(Website and app data records)
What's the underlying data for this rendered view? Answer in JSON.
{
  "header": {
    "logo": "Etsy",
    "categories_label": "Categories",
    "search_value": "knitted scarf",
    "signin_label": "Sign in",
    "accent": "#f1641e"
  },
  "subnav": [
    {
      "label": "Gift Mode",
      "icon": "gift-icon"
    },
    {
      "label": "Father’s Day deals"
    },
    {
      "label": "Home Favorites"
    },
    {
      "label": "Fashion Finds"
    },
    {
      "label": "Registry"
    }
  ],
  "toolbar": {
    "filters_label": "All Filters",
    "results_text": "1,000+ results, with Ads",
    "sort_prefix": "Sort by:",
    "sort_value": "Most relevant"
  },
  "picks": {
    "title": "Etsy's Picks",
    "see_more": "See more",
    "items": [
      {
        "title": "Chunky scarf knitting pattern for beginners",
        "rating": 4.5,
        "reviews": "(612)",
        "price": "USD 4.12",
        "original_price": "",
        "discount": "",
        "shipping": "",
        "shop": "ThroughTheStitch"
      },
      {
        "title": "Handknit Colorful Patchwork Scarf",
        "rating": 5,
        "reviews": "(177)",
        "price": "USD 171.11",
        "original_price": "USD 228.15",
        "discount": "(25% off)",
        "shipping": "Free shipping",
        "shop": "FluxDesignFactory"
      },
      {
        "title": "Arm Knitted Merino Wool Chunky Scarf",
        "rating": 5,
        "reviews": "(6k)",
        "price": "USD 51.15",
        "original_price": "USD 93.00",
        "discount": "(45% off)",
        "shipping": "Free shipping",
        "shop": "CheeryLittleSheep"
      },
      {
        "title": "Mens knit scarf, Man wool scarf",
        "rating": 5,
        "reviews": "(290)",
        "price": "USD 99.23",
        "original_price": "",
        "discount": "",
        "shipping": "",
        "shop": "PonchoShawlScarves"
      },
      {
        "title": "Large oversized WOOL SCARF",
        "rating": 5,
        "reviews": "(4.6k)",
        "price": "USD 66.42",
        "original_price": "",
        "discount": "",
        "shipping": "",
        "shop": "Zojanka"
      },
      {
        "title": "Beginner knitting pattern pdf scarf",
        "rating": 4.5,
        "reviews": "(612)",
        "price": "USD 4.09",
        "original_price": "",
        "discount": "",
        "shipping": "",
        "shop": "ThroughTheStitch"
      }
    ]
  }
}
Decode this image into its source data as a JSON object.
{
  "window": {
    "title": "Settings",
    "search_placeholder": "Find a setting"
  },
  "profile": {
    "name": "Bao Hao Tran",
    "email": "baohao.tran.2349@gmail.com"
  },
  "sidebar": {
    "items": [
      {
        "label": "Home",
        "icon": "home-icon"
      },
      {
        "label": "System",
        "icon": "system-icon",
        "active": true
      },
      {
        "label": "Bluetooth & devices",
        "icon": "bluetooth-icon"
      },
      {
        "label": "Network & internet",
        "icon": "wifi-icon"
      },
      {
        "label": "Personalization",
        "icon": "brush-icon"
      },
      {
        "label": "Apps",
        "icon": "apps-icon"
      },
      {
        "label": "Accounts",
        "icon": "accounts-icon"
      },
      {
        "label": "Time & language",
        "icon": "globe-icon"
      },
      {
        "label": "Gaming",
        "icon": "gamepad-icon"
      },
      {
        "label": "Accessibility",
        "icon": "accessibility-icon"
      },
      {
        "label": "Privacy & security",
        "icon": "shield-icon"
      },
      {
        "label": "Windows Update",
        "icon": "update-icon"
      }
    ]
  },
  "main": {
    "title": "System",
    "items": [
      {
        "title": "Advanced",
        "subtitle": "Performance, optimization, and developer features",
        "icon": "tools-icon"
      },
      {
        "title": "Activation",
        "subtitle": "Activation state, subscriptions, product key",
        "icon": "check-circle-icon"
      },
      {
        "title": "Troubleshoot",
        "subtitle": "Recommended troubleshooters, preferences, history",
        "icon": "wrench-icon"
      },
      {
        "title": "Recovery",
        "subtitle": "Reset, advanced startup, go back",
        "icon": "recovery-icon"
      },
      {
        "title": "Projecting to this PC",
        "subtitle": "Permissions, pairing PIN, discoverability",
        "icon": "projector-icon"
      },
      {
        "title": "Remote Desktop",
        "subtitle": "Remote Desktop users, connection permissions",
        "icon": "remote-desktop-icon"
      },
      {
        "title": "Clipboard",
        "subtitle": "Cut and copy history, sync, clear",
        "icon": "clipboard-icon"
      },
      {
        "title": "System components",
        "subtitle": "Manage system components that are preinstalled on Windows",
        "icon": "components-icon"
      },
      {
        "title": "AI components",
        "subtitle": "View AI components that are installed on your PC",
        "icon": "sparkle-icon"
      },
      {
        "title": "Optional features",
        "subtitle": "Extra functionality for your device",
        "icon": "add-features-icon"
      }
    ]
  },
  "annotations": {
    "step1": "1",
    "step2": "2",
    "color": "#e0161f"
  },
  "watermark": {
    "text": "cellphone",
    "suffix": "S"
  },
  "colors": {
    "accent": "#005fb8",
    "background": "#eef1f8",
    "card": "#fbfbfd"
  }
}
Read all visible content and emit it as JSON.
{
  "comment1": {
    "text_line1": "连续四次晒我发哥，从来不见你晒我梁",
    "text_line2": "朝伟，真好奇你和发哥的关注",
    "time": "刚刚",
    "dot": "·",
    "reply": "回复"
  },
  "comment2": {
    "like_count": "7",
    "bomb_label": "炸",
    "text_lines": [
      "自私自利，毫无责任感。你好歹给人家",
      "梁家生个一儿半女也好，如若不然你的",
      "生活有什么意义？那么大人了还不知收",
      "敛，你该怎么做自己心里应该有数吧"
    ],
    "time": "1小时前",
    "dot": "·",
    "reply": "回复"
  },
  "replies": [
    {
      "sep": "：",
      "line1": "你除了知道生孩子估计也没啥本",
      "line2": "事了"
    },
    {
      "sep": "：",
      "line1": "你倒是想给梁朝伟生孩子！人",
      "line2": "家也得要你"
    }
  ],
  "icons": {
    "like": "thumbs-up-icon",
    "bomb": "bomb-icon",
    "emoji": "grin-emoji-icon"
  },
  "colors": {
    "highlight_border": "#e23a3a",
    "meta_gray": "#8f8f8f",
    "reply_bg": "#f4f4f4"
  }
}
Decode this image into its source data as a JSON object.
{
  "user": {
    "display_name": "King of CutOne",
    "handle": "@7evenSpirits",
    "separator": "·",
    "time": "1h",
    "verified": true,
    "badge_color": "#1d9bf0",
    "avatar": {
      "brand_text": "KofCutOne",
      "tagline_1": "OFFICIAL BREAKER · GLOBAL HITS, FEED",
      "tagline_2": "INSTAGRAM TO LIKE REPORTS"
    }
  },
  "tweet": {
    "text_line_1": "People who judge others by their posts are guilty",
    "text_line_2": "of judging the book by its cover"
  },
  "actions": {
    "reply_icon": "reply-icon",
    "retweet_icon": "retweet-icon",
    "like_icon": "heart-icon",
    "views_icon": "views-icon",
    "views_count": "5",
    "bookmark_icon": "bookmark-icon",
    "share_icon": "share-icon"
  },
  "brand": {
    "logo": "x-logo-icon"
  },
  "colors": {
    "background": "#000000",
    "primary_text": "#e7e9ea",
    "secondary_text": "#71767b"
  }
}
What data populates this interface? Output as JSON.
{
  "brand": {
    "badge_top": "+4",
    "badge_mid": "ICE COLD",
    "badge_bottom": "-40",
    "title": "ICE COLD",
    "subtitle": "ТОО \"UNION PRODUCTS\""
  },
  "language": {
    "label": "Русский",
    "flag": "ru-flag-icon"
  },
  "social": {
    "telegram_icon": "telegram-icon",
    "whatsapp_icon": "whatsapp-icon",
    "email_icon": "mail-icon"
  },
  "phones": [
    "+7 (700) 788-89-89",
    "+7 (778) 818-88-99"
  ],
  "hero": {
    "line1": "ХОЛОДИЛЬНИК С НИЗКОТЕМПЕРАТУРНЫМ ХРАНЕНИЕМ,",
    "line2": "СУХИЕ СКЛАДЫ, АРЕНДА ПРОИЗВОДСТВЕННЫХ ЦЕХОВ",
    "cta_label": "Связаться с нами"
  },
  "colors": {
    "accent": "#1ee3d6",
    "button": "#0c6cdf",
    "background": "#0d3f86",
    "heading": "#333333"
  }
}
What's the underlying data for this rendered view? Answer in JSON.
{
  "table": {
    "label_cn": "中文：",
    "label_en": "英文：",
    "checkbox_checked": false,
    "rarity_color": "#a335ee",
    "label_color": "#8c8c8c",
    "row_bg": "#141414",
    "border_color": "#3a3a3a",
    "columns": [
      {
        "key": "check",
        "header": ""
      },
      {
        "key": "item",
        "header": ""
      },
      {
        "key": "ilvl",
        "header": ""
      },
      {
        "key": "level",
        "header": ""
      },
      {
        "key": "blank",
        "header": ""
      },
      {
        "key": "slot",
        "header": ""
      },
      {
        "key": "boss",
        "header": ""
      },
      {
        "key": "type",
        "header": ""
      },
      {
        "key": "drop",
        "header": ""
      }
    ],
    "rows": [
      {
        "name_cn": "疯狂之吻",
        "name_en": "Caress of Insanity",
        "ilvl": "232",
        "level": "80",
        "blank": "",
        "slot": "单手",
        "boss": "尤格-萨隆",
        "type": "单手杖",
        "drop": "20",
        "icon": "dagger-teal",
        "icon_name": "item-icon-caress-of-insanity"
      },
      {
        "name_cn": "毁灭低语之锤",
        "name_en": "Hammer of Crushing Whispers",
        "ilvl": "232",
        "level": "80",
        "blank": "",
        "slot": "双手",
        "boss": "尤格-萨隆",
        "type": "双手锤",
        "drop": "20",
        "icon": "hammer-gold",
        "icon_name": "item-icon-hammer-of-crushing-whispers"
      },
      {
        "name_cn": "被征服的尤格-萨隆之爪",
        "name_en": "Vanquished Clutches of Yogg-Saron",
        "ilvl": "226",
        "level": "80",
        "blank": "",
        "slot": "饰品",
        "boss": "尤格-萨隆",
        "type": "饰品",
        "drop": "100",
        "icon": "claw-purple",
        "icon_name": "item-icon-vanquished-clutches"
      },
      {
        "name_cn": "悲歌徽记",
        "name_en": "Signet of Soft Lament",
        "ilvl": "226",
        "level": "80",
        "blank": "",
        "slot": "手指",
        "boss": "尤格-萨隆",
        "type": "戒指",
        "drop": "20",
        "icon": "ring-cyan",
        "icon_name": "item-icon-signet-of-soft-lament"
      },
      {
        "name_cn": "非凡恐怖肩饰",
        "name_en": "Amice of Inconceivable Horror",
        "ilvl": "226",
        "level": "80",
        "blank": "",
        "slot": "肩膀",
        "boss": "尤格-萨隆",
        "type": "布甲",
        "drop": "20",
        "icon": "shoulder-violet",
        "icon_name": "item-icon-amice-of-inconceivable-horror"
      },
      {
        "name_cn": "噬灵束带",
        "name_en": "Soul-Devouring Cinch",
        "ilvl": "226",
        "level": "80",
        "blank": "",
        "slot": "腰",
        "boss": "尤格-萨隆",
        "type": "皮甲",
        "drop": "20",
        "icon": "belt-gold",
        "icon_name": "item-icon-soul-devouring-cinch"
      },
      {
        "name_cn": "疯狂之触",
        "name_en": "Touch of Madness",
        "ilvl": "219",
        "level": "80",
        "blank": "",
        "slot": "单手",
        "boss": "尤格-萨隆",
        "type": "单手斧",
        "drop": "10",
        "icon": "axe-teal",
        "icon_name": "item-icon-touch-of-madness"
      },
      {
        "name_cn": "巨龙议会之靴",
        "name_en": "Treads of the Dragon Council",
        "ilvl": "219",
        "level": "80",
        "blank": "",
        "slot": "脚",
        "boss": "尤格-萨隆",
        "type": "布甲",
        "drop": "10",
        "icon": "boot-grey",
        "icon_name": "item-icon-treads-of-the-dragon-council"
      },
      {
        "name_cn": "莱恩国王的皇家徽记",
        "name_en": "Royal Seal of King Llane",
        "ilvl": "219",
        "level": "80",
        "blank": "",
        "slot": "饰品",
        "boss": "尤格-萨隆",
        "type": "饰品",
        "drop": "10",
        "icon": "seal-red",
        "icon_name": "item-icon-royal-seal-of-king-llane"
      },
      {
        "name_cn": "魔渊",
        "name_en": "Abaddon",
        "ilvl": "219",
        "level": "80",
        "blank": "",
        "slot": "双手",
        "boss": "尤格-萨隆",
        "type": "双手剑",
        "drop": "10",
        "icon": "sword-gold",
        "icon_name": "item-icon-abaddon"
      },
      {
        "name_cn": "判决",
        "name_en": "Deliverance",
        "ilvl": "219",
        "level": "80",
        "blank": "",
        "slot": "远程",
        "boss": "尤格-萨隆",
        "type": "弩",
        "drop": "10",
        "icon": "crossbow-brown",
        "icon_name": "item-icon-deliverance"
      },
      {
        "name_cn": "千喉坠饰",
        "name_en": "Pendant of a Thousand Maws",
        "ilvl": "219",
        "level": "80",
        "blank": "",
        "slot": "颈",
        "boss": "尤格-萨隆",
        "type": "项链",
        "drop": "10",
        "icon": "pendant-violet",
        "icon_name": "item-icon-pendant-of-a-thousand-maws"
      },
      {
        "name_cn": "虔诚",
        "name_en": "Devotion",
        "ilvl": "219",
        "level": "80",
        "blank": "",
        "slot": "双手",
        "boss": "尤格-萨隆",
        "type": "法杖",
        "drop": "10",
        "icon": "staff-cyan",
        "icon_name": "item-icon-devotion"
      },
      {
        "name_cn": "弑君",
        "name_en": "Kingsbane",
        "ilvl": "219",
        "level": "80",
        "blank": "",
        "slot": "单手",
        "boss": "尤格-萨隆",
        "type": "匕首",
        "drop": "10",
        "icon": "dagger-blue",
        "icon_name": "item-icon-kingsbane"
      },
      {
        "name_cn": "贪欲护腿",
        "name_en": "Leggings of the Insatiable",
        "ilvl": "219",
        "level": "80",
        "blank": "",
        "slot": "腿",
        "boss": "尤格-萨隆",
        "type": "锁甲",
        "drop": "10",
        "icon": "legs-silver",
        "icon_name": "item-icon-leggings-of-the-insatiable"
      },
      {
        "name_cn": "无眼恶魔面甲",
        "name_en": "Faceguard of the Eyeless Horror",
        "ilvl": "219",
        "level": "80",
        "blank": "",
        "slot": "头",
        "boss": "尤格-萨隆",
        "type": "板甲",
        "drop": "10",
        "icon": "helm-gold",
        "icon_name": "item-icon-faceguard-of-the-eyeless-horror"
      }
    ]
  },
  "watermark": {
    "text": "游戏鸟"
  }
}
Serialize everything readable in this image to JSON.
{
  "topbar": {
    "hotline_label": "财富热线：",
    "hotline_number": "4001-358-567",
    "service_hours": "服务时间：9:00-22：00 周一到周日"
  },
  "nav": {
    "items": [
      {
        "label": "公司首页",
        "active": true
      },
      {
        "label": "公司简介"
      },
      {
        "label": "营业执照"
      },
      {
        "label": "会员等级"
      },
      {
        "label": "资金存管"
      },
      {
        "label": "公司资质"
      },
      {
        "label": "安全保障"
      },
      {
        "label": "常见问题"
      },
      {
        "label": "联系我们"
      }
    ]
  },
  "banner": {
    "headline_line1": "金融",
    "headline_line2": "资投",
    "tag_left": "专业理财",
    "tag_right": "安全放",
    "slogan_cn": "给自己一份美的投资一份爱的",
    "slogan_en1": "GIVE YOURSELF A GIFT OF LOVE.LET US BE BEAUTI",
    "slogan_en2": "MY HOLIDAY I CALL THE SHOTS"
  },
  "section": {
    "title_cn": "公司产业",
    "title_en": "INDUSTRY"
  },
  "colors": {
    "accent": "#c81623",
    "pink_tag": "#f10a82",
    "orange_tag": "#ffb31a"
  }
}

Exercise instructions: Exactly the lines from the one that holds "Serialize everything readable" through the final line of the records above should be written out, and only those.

Worked solution:
Serialize everything readable in this image to JSON.
{
  "topbar": {
    "hotline_label": "财富热线：",
    "hotline_number": "4001-358-567",
    "service_hours": "服务时间：9:00-22：00 周一到周日"
  },
  "nav": {
    "items": [
      {
        "label": "公司首页",
        "active": true
      },
      {
        "label": "公司简介"
      },
      {
        "label": "营业执照"
      },
      {
        "label": "会员等级"
      },
      {
        "label": "资金存管"
      },
      {
        "label": "公司资质"
      },
      {
        "label": "安全保障"
      },
      {
        "label": "常见问题"
      },
      {
        "label": "联系我们"
      }
    ]
  },
  "banner": {
    "headline_line1": "金融",
    "headline_line2": "资投",
    "tag_left": "专业理财",
    "tag_right": "安全放",
    "slogan_cn": "给自己一份美的投资一份爱的",
    "slogan_en1": "GIVE YOURSELF A GIFT OF LOVE.LET US BE BEAUTI",
    "slogan_en2": "MY HOLIDAY I CALL THE SHOTS"
  },
  "section": {
    "title_cn": "公司产业",
    "title_en": "INDUSTRY"
  },
  "colors": {
    "accent": "#c81623",
    "pink_tag": "#f10a82",
    "orange_tag": "#ffb31a"
  }
}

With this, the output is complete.